Records for this task —
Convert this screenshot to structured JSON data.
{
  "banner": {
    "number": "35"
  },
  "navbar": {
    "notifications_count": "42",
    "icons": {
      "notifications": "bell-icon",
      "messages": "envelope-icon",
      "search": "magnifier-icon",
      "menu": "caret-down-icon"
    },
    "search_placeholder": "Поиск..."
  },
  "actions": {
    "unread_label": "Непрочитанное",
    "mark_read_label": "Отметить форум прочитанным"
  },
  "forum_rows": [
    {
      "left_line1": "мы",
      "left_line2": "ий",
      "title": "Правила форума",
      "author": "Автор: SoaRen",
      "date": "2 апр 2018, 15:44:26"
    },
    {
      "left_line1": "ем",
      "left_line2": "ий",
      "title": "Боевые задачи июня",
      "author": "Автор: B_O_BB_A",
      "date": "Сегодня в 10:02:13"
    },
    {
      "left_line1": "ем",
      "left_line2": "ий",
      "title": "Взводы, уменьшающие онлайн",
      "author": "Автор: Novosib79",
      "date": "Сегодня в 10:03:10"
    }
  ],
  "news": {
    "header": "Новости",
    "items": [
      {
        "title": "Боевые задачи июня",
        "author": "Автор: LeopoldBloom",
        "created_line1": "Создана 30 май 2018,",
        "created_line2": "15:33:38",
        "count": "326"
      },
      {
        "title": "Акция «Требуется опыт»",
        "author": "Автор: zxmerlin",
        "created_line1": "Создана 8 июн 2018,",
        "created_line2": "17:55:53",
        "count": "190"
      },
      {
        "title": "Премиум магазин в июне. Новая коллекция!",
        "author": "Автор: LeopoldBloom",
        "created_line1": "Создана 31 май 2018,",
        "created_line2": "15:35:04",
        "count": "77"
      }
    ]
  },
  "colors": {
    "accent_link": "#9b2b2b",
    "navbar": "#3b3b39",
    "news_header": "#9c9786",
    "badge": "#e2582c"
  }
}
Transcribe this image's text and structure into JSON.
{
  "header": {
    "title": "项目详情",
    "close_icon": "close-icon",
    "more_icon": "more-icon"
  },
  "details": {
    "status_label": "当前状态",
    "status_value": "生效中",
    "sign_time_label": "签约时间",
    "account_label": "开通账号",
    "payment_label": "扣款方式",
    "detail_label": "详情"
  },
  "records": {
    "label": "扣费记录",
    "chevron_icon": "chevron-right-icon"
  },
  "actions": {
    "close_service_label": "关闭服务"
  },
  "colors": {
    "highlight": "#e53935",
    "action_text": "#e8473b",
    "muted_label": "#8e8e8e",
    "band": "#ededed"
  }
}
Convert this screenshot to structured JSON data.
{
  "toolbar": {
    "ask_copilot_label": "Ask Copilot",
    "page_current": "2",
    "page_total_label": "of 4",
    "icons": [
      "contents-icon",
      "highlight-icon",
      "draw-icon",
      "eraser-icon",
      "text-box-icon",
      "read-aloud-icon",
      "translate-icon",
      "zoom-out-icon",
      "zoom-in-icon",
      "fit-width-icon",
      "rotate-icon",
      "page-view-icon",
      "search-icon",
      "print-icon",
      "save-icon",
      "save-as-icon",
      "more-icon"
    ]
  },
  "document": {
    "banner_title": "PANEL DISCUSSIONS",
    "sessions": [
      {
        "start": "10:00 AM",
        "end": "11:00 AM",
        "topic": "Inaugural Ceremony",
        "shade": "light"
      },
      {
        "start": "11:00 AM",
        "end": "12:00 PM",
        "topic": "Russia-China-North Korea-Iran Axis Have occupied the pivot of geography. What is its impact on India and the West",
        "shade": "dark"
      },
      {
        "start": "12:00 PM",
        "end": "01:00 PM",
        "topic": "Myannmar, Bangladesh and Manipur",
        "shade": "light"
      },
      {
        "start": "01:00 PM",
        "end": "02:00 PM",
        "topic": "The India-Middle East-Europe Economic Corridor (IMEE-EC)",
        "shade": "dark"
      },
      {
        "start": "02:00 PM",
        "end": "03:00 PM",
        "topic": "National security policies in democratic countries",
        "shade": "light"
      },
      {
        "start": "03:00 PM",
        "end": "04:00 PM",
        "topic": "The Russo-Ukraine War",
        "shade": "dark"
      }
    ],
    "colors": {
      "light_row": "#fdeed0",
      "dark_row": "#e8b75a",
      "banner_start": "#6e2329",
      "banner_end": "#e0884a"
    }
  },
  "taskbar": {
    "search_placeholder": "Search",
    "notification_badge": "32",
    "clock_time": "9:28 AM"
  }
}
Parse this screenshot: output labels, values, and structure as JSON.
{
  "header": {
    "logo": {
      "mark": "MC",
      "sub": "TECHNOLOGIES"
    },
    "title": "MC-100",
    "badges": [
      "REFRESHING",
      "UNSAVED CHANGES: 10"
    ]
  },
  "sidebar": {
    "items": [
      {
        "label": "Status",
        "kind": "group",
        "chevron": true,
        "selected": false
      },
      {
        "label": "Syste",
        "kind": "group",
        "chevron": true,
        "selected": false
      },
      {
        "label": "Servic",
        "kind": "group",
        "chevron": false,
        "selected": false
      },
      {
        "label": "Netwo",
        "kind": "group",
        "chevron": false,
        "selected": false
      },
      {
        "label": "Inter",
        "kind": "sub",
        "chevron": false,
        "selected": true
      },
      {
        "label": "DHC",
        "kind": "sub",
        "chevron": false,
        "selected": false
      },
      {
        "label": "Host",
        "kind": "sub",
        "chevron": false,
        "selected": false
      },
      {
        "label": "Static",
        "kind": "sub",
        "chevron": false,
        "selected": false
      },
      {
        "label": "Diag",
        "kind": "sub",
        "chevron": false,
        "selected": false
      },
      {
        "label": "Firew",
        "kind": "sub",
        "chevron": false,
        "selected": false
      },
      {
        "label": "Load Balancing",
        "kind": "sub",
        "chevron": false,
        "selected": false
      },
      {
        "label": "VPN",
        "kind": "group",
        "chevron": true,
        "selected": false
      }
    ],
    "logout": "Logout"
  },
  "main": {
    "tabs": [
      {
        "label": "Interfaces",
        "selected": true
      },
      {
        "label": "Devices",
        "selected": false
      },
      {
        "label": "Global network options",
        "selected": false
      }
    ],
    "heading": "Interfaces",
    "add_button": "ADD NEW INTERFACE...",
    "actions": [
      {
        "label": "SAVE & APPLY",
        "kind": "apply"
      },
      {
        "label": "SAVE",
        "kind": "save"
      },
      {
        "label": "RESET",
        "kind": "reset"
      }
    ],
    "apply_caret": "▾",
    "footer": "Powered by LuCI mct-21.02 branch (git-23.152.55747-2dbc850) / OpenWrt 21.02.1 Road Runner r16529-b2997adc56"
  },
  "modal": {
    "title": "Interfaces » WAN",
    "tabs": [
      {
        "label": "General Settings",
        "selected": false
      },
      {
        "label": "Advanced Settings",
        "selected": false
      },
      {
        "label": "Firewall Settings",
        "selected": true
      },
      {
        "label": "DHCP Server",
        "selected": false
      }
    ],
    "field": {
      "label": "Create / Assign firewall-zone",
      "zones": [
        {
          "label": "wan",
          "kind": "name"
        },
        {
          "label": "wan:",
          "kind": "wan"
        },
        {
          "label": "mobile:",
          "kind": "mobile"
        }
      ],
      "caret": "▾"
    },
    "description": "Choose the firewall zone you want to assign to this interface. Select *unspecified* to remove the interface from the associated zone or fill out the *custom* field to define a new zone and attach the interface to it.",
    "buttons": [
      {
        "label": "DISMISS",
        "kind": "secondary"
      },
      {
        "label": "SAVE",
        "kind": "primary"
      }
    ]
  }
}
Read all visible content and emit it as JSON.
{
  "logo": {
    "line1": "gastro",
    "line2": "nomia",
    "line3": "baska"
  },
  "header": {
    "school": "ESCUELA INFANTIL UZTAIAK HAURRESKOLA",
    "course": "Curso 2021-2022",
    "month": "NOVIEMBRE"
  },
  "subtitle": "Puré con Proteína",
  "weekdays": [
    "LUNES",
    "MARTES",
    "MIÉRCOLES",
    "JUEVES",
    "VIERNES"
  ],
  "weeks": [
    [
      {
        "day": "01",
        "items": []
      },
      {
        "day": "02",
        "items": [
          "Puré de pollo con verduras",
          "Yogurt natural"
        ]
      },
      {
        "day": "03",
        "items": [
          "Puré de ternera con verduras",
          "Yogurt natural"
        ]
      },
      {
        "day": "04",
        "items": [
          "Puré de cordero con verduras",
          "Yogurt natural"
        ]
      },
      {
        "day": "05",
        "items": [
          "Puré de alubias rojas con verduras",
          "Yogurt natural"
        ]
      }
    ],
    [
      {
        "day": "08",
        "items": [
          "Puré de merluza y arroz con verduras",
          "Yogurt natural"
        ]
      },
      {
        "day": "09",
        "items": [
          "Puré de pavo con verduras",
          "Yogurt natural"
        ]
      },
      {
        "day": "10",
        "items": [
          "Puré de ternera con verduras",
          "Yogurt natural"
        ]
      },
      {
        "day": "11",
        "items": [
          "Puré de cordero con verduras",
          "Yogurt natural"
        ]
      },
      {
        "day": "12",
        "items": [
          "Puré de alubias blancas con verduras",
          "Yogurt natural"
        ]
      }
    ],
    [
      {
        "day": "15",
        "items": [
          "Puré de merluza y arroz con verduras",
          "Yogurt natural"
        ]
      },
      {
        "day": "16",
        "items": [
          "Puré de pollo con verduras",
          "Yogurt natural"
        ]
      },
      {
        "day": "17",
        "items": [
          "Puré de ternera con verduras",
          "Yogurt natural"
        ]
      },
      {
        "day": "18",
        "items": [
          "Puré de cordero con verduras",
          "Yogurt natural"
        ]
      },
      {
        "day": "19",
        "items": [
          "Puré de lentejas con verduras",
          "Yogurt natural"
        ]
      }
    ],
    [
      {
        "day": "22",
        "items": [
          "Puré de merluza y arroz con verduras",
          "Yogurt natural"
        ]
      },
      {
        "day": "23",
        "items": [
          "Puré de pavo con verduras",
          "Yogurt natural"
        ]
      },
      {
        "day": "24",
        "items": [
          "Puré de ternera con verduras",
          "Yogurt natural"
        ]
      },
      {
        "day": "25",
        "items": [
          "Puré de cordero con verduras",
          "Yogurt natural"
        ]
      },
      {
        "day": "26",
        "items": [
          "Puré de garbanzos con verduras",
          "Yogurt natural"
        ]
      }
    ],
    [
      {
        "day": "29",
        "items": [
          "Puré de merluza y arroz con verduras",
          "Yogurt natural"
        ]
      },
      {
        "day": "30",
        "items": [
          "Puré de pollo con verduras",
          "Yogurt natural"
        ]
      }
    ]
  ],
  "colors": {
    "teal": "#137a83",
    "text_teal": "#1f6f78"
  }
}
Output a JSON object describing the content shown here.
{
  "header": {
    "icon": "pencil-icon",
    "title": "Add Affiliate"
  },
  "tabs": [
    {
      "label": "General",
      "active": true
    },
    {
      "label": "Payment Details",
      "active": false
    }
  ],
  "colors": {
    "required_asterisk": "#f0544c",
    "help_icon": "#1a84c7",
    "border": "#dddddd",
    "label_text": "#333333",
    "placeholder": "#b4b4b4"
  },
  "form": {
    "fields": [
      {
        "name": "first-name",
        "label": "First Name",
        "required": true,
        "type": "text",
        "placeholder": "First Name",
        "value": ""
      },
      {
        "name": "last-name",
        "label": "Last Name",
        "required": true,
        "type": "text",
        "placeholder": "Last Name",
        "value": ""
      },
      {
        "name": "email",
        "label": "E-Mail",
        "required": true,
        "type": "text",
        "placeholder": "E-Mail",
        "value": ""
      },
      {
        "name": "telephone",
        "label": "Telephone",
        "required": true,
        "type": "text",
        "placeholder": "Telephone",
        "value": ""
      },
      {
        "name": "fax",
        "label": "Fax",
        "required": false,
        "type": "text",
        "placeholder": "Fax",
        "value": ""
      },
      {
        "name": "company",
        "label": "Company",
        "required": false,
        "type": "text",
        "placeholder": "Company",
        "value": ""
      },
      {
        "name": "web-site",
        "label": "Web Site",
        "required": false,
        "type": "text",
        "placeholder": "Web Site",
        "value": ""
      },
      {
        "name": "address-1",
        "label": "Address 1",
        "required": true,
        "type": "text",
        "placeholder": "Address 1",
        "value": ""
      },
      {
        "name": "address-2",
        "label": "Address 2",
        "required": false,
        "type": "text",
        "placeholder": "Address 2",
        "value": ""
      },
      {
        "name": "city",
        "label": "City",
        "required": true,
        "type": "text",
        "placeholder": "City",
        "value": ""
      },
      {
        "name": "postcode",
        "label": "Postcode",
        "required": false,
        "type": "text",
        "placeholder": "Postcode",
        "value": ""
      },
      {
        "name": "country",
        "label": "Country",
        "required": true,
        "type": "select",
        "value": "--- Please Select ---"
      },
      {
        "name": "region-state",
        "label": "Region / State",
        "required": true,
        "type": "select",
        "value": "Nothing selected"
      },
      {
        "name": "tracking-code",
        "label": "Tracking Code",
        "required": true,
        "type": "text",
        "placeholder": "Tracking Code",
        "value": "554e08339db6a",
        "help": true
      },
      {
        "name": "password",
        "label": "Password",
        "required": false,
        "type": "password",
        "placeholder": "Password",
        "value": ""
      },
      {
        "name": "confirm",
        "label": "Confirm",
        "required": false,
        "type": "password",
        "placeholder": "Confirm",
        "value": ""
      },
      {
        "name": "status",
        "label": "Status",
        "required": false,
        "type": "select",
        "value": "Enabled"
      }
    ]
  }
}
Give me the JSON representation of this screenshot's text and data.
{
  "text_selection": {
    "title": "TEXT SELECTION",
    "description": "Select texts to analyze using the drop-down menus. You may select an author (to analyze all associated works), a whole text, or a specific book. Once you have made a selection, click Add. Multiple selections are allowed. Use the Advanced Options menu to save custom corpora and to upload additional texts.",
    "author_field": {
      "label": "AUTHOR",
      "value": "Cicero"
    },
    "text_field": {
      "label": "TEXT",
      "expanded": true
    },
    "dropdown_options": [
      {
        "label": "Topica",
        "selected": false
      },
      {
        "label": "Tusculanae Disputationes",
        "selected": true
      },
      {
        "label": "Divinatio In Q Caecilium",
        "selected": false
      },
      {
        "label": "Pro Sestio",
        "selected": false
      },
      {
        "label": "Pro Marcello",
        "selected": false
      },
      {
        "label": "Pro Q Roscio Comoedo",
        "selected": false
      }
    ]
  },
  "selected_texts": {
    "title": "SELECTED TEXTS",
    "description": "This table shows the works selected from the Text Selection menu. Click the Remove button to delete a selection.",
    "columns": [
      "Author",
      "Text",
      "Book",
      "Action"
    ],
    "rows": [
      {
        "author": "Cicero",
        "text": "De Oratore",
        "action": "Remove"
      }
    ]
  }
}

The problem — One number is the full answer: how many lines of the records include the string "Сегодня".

Completed task — 2